The Lewis & Clark Humane Society, which is caring for the rescued dogs, estimates that their upkeep costs $2400 per day. If you would like to send money to help the rescued Malamutes, you can donate online or by mail:

Project Malamute
c/o Lewis & Clark Humane Society
PO Box 4455
Helena, MT 59604


Related Stories:

Puppy Torturers Out of Business in L.A.?

Facebook Bans Puppy Mill Ads

Puppy Mill Breeders Abandon 92 Dogs On The Side Of The Road



Lyn Smith
Lynelle Romaine4 years ago

He needs to be made to do 5 years for each dog he held in captivity. And he needs to do hard time as well. Actually jail/prison is too good for him. The poor animals didn't have it that good. But since he does have to do jail time he needs to do it in solitary confinement and throw a bag of roaches in there with him.
They need to ban all puppy mills and never allow one to open again.

.4 years ago

thank you for sharing

Fred Hoekstra
Fred Hoekstra5 years ago

Thank you Piper, for Sharing this!

Lauren F.
Lauren Fetterman5 years ago

Were these puppies being sold in pet stores or over the internet? People need to understand that this is what they are supporting when they buy puppies without meeting the sire and dam and the rest of the litter in the environment where they were whelped and raised.

Donna Cook
Donna Cook5 years ago

"The greatness of a nation and it's moral progress can be judged by the way its animals are treated."
Mahatma Gandhi

Vera T.
Vera T5 years ago

Animal laws are so lax - perpetrators are not sentenced severely enough - they get away with the most horrendous cruel acts, and as their victims are mere 'animals' society does not give them the punishment they deserve - the sooner back yard breeding and puppy mills are abolished the better for all, especially the animals - what's the use of 'improving' these mills BAN THEM COMPLETELY

Manel Dias
Manel Dias5 years ago

Precicely the owner of the Puppy Mill is the one who should pay all the medical, vet, food, shelter expenses occured even after rescuing these helpless dogs. He should be punished severly to fit the crime. Only if the Judges do the right way and give the punishment correctly then the rest of the puppy mills will also learn a lesson. Otherwise this is like a desease and nobody cares about treating animals fairly. Because once when you go to the courts they give a punishment like simple slap on a wrist. So this is a big problem.as well as a joke. US needs to enforce more severe punishments and stiffer sentences when animal abusers are breaking the laws. These evil people do not care about the innocent animals only looking to make a quick buck while sbjecting these animals to suffer the hell.

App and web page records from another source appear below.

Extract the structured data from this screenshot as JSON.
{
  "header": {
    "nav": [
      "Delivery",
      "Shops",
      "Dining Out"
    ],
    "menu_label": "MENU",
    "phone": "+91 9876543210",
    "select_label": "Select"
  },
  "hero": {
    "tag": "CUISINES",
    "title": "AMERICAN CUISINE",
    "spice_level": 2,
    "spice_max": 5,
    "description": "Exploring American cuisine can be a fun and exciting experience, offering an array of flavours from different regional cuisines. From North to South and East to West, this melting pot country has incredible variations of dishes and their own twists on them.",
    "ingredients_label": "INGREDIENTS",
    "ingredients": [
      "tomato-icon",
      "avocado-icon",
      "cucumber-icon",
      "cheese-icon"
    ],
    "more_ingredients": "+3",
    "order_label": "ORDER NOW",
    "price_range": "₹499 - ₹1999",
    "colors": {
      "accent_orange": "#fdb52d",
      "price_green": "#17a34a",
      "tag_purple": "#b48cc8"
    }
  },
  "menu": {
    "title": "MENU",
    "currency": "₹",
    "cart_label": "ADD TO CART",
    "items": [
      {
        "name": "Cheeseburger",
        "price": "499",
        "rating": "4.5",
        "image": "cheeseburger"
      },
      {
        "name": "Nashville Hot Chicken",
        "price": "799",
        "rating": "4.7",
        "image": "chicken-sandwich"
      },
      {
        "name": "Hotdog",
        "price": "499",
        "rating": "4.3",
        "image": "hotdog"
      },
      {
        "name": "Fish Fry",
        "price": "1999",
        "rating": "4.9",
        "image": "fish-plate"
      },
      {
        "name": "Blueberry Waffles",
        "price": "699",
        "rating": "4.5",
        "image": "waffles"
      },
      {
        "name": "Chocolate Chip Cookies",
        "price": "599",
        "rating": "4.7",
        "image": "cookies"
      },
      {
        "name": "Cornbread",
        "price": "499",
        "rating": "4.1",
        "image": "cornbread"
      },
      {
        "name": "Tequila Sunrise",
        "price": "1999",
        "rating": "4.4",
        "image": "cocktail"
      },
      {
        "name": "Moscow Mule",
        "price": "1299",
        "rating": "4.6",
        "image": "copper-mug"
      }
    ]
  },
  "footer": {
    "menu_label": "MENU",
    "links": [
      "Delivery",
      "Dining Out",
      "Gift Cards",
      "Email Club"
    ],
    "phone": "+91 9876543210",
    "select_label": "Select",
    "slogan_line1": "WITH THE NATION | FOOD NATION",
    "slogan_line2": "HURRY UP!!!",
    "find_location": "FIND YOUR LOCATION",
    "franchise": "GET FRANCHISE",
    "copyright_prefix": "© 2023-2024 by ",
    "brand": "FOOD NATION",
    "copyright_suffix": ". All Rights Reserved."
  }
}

Pamela W.
Pamela W5 years ago

Thanks for the article Piper . I see it dates to just after the court case - have you had any further information since?

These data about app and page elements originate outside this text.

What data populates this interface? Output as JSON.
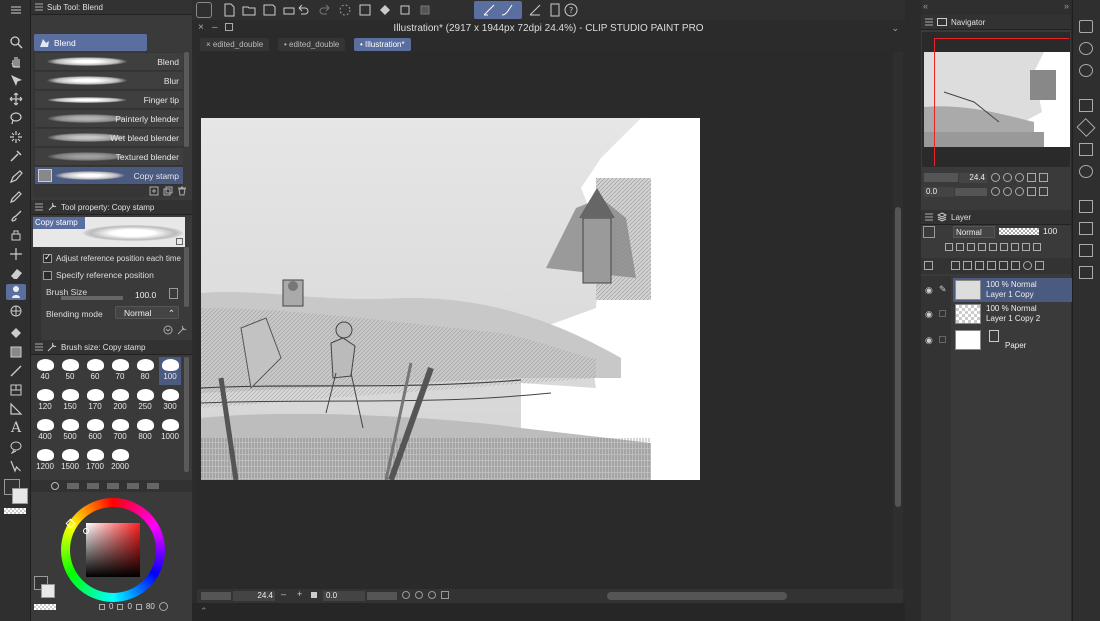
{
  "app": {
    "title": "Illustration* (2917 x 1944px 72dpi 24.4%)  - CLIP STUDIO PAINT PRO",
    "tabs": [
      "edited_double",
      "edited_double",
      "Illustration*"
    ]
  },
  "subtool": {
    "header": "Sub Tool: Blend",
    "group": "Blend",
    "items": [
      "Blend",
      "Blur",
      "Finger tip",
      "Painterly blender",
      "Wet bleed blender",
      "Textured blender",
      "Copy stamp"
    ]
  },
  "toolprop": {
    "header": "Tool property: Copy stamp",
    "preview_label": "Copy stamp",
    "adjust_label": "Adjust reference position each time",
    "specify_label": "Specify reference position",
    "brush_size_label": "Brush Size",
    "brush_size_value": "100.0",
    "blending_label": "Blending mode",
    "blending_value": "Normal"
  },
  "brushsize": {
    "header": "Brush size: Copy stamp",
    "sizes": [
      "40",
      "50",
      "60",
      "70",
      "80",
      "100",
      "120",
      "150",
      "170",
      "200",
      "250",
      "300",
      "400",
      "500",
      "600",
      "700",
      "800",
      "1000",
      "1200",
      "1500",
      "1700",
      "2000"
    ],
    "selected": "100"
  },
  "color": {
    "hue_marker": "#ff2020",
    "status_a": "0",
    "status_b": "0",
    "status_c": "80"
  },
  "canvas": {
    "zoom": "24.4",
    "rotation": "0.0"
  },
  "navigator": {
    "header": "Navigator",
    "zoom": "24.4",
    "rotation": "0.0"
  },
  "layer": {
    "header": "Layer",
    "blend_mode": "Normal",
    "opacity": "100",
    "layers": [
      {
        "mode": "100 % Normal",
        "name": "Layer 1 Copy",
        "selected": true
      },
      {
        "mode": "100 % Normal",
        "name": "Layer 1 Copy 2",
        "selected": false
      },
      {
        "mode": "",
        "name": "Paper",
        "selected": false
      }
    ]
  },
  "colors": {
    "accent": "#5a6ea0",
    "panel": "#3a3a3a",
    "background": "#2b2b2b"
  }
}
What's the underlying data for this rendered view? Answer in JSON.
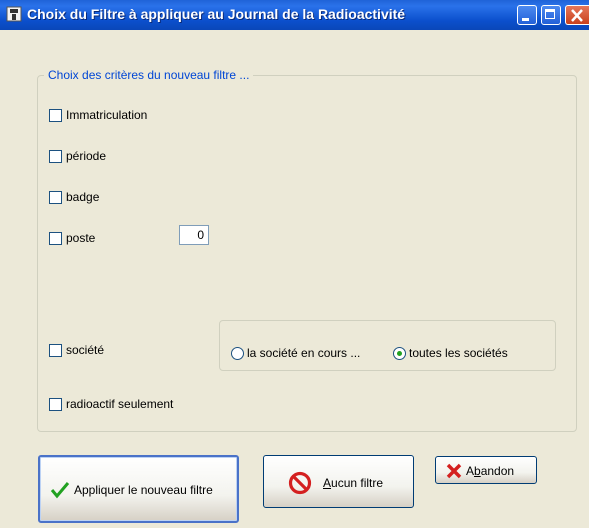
{
  "window": {
    "title": "Choix du Filtre à appliquer au Journal de la Radioactivité"
  },
  "group": {
    "legend": "Choix des critères du nouveau filtre ..."
  },
  "criteria": [
    {
      "label": "Immatriculation",
      "checked": false
    },
    {
      "label": "période",
      "checked": false
    },
    {
      "label": "badge",
      "checked": false
    },
    {
      "label": "poste",
      "checked": false
    },
    {
      "label": "société",
      "checked": false
    },
    {
      "label": "radioactif seulement",
      "checked": false
    }
  ],
  "poste_value": "0",
  "societe_options": [
    {
      "label": "la société en cours ...",
      "selected": false
    },
    {
      "label": "toutes les sociétés",
      "selected": true
    }
  ],
  "buttons": {
    "apply": "Appliquer le nouveau filtre",
    "none_underlined": "A",
    "none_rest": "ucun filtre",
    "abort_first": "A",
    "abort_underlined": "b",
    "abort_rest": "andon"
  },
  "colors": {
    "titlebar": "#0b4fcc",
    "legend": "#0046d5",
    "check_icon": "#21a121",
    "cross_icon": "#d42020"
  }
}
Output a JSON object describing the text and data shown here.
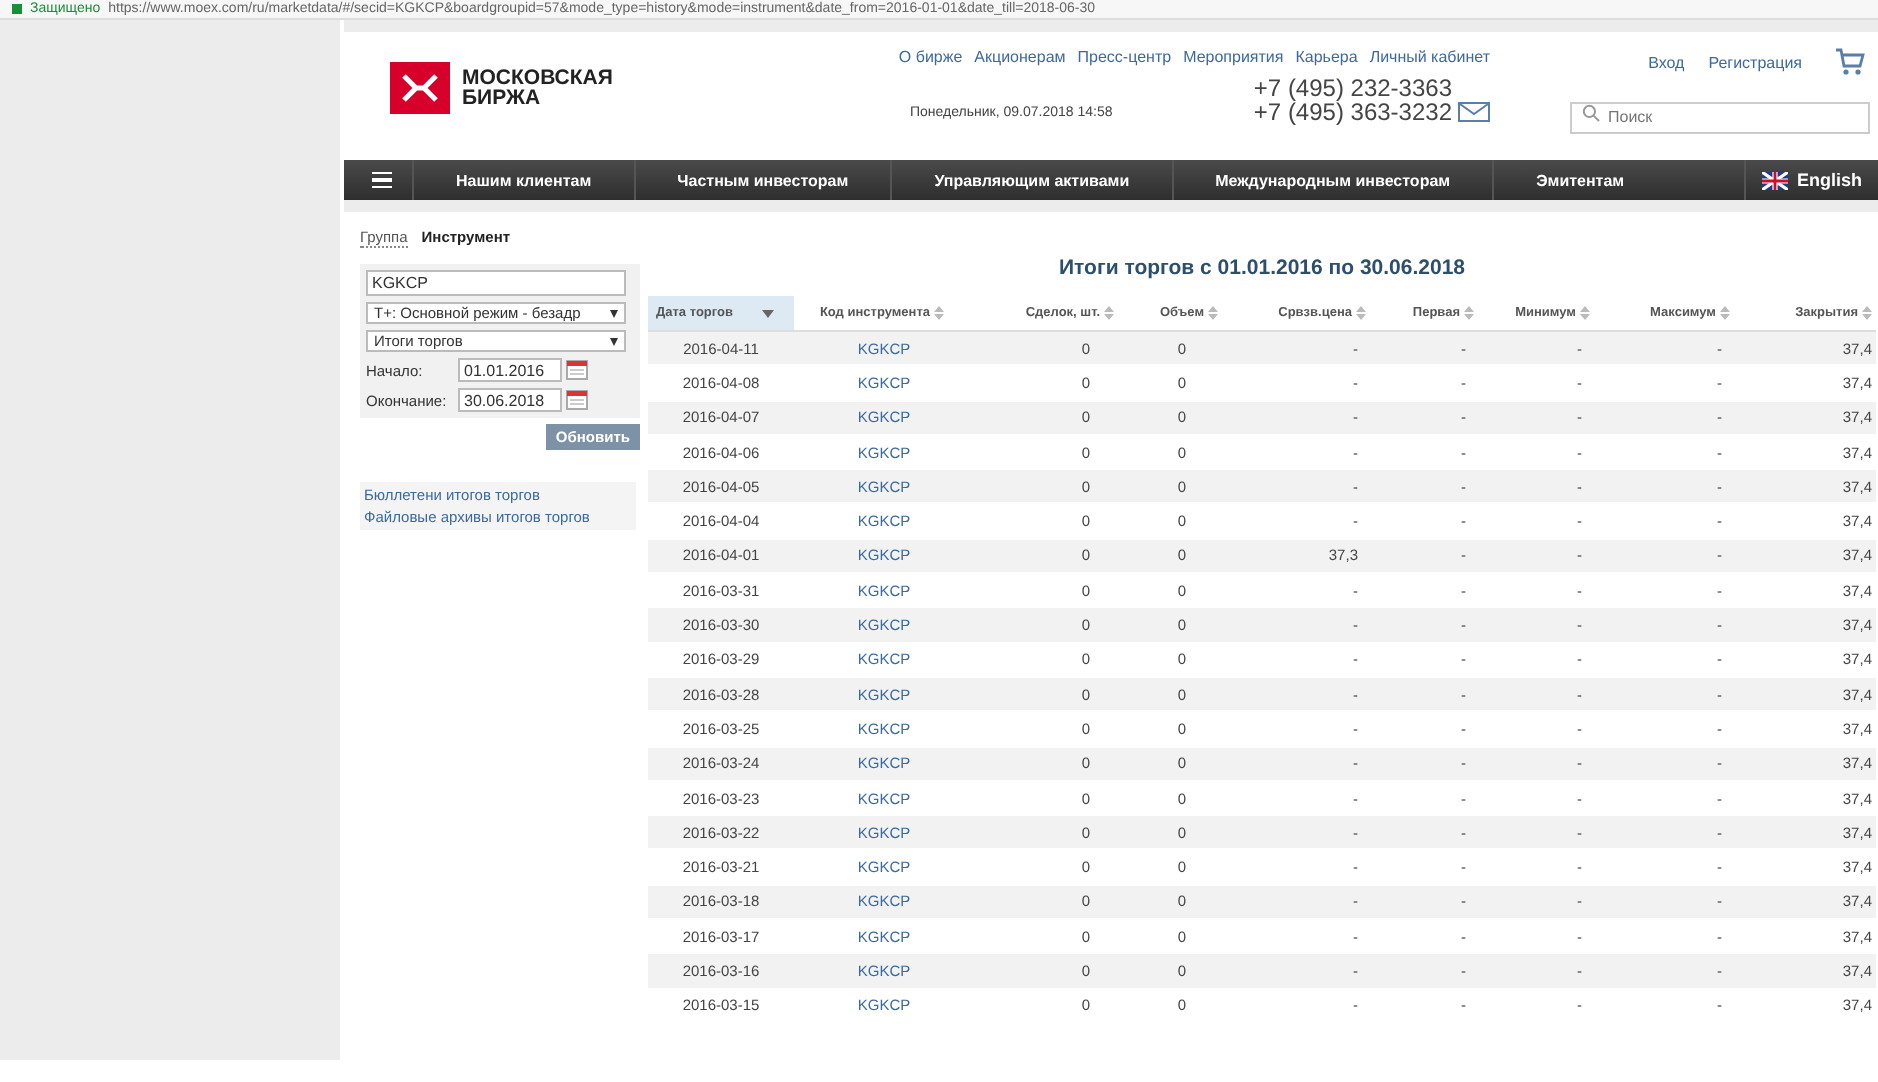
{
  "browser": {
    "secure_label": "Защищено",
    "url": "https://www.moex.com/ru/marketdata/#/secid=KGKCP&boardgroupid=57&mode_type=history&mode=instrument&date_from=2016-01-01&date_till=2018-06-30"
  },
  "header": {
    "logo_text": [
      "МОСКОВСКАЯ",
      "БИРЖА"
    ],
    "date": "Понедельник, 09.07.2018 14:58",
    "top_links": [
      "О бирже",
      "Акционерам",
      "Пресс-центр",
      "Мероприятия",
      "Карьера",
      "Личный кабинет"
    ],
    "phones": [
      "+7 (495) 232-3363",
      "+7 (495) 363-3232"
    ],
    "auth_links": [
      "Вход",
      "Регистрация"
    ],
    "search": {
      "placeholder": "Поиск"
    }
  },
  "nav": {
    "items": [
      "Нашим клиентам",
      "Частным инвесторам",
      "Управляющим активами",
      "Международным инвесторам",
      "Эмитентам"
    ],
    "language": "English"
  },
  "tabs": [
    {
      "label": "Группа",
      "selected": false
    },
    {
      "label": "Инструмент",
      "selected": true
    }
  ],
  "filters": {
    "instrument": "KGKCP",
    "board": "Т+: Основной режим - безадр",
    "report": "Итоги торгов",
    "start_label": "Начало:",
    "start": "01.01.2016",
    "end_label": "Окончание:",
    "end": "30.06.2018",
    "button": "Обновить"
  },
  "links": [
    "Бюллетени итогов торгов",
    "Файловые архивы итогов торгов"
  ],
  "table": {
    "title": "Итоги торгов с 01.01.2016 по 30.06.2018",
    "columns": [
      {
        "label": "Дата торгов",
        "sorted": true
      },
      {
        "label": "Код инструмента",
        "sorted": false
      },
      {
        "label": "Сделок, шт.",
        "sorted": false
      },
      {
        "label": "Объем",
        "sorted": false
      },
      {
        "label": "Срвзв.цена",
        "sorted": false
      },
      {
        "label": "Первая",
        "sorted": false
      },
      {
        "label": "Минимум",
        "sorted": false
      },
      {
        "label": "Максимум",
        "sorted": false
      },
      {
        "label": "Закрытия",
        "sorted": false
      }
    ],
    "rows": [
      [
        "2016-04-11",
        "KGKCP",
        "0",
        "0",
        "-",
        "-",
        "-",
        "-",
        "37,4"
      ],
      [
        "2016-04-08",
        "KGKCP",
        "0",
        "0",
        "-",
        "-",
        "-",
        "-",
        "37,4"
      ],
      [
        "2016-04-07",
        "KGKCP",
        "0",
        "0",
        "-",
        "-",
        "-",
        "-",
        "37,4"
      ],
      [
        "2016-04-06",
        "KGKCP",
        "0",
        "0",
        "-",
        "-",
        "-",
        "-",
        "37,4"
      ],
      [
        "2016-04-05",
        "KGKCP",
        "0",
        "0",
        "-",
        "-",
        "-",
        "-",
        "37,4"
      ],
      [
        "2016-04-04",
        "KGKCP",
        "0",
        "0",
        "-",
        "-",
        "-",
        "-",
        "37,4"
      ],
      [
        "2016-04-01",
        "KGKCP",
        "0",
        "0",
        "37,3",
        "-",
        "-",
        "-",
        "37,4"
      ],
      [
        "2016-03-31",
        "KGKCP",
        "0",
        "0",
        "-",
        "-",
        "-",
        "-",
        "37,4"
      ],
      [
        "2016-03-30",
        "KGKCP",
        "0",
        "0",
        "-",
        "-",
        "-",
        "-",
        "37,4"
      ],
      [
        "2016-03-29",
        "KGKCP",
        "0",
        "0",
        "-",
        "-",
        "-",
        "-",
        "37,4"
      ],
      [
        "2016-03-28",
        "KGKCP",
        "0",
        "0",
        "-",
        "-",
        "-",
        "-",
        "37,4"
      ],
      [
        "2016-03-25",
        "KGKCP",
        "0",
        "0",
        "-",
        "-",
        "-",
        "-",
        "37,4"
      ],
      [
        "2016-03-24",
        "KGKCP",
        "0",
        "0",
        "-",
        "-",
        "-",
        "-",
        "37,4"
      ],
      [
        "2016-03-23",
        "KGKCP",
        "0",
        "0",
        "-",
        "-",
        "-",
        "-",
        "37,4"
      ],
      [
        "2016-03-22",
        "KGKCP",
        "0",
        "0",
        "-",
        "-",
        "-",
        "-",
        "37,4"
      ],
      [
        "2016-03-21",
        "KGKCP",
        "0",
        "0",
        "-",
        "-",
        "-",
        "-",
        "37,4"
      ],
      [
        "2016-03-18",
        "KGKCP",
        "0",
        "0",
        "-",
        "-",
        "-",
        "-",
        "37,4"
      ],
      [
        "2016-03-17",
        "KGKCP",
        "0",
        "0",
        "-",
        "-",
        "-",
        "-",
        "37,4"
      ],
      [
        "2016-03-16",
        "KGKCP",
        "0",
        "0",
        "-",
        "-",
        "-",
        "-",
        "37,4"
      ],
      [
        "2016-03-15",
        "KGKCP",
        "0",
        "0",
        "-",
        "-",
        "-",
        "-",
        "37,4"
      ]
    ]
  }
}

I agree with the ones on here that say he should have everything confiscated - buildings, land, everything and the proceeds made available for the upkeep & rehabilitation of the surviving dogs!
Horrific story and I hope Chilinski got a sentence that will get the message across !!!

Hugh E.
Hugh E D5 years ago

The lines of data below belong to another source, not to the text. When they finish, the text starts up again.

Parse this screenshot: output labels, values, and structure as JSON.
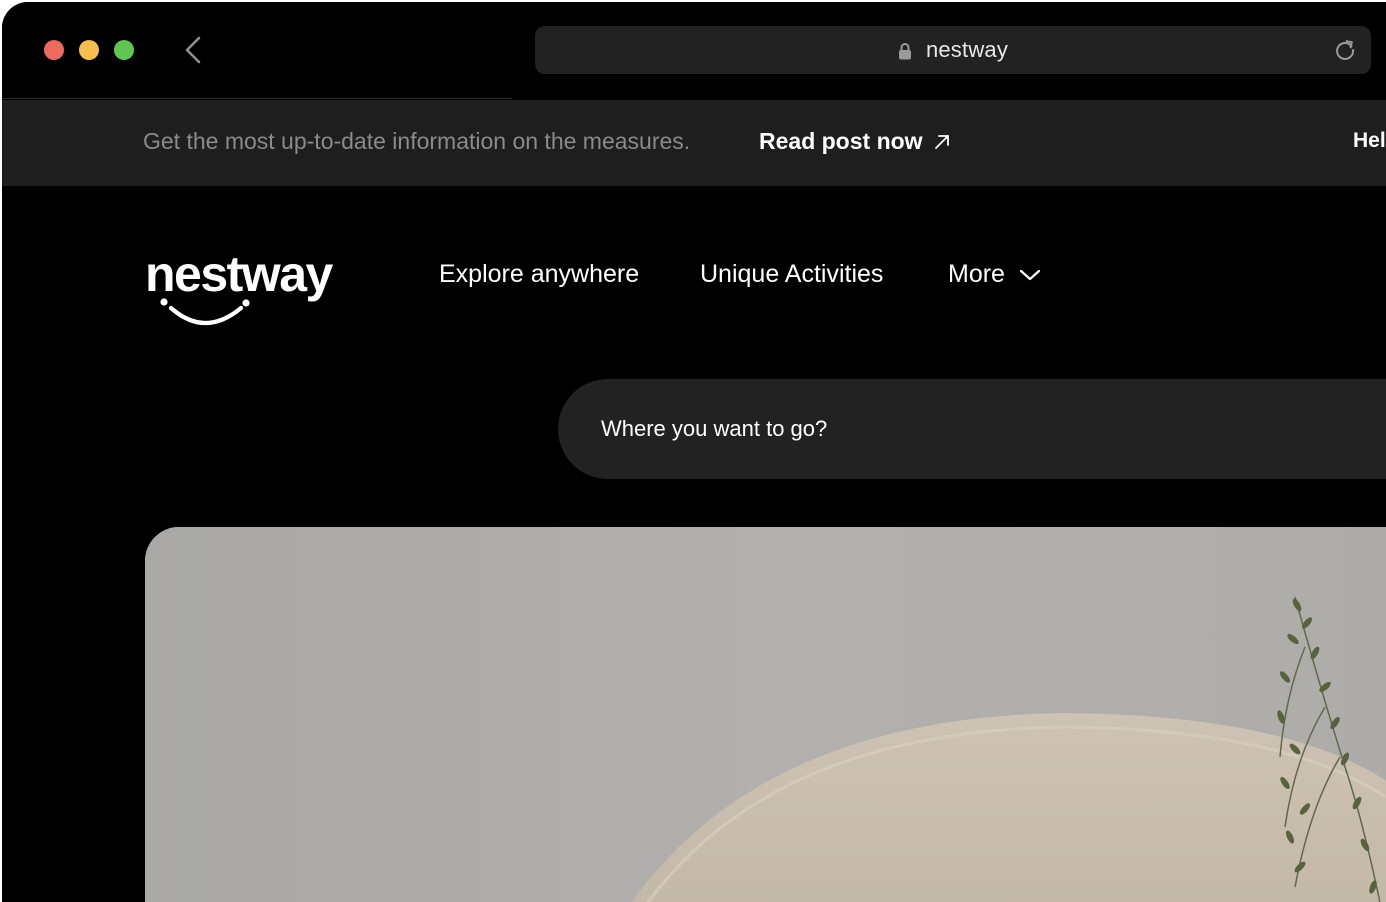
{
  "browser": {
    "url": "nestway",
    "icons": {
      "back": "chevron-left-icon",
      "lock": "lock-icon",
      "reload": "reload-icon"
    },
    "traffic_light_colors": {
      "close": "#ed6a5e",
      "minimize": "#f5bf4f",
      "maximize": "#61c554"
    }
  },
  "announcement": {
    "text": "Get the most up-to-date information on the measures.",
    "link_label": "Read post now",
    "link_icon": "arrow-up-right-icon",
    "help_label": "Hel"
  },
  "site": {
    "logo_text": "nestway",
    "nav": {
      "explore": "Explore anywhere",
      "activities": "Unique Activities",
      "more": "More",
      "more_icon": "chevron-down-icon"
    },
    "search": {
      "placeholder": "Where you want to go?"
    }
  },
  "colors": {
    "page_background": "#000000",
    "announcement_background": "#1e1e1e",
    "search_background": "#222222",
    "muted_text": "#8a8a8a",
    "text": "#ffffff"
  }
}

How many years in lockup are 91 counts. I expect the owner/s of the mill to fined heavily, but I expect him/them to do some heavy prison time - not jail time, but real, honest to God, penitentiary time. This is as bad to me as baby raping. It makes me sick.

Syd Henley
Syd H5 years ago

In cases such as this, there should be large fines and long jail terms imposed on the puppy mill owners. On top of which, all the owners land and property should be confiscated and sold, (leave them with nothing but the clothes they wear in court) with the proceeds being given to the animal rescue group (in this case The Lewis & Clark Humane Society,) who have taken on the responsibility for the ongoing care of the animals.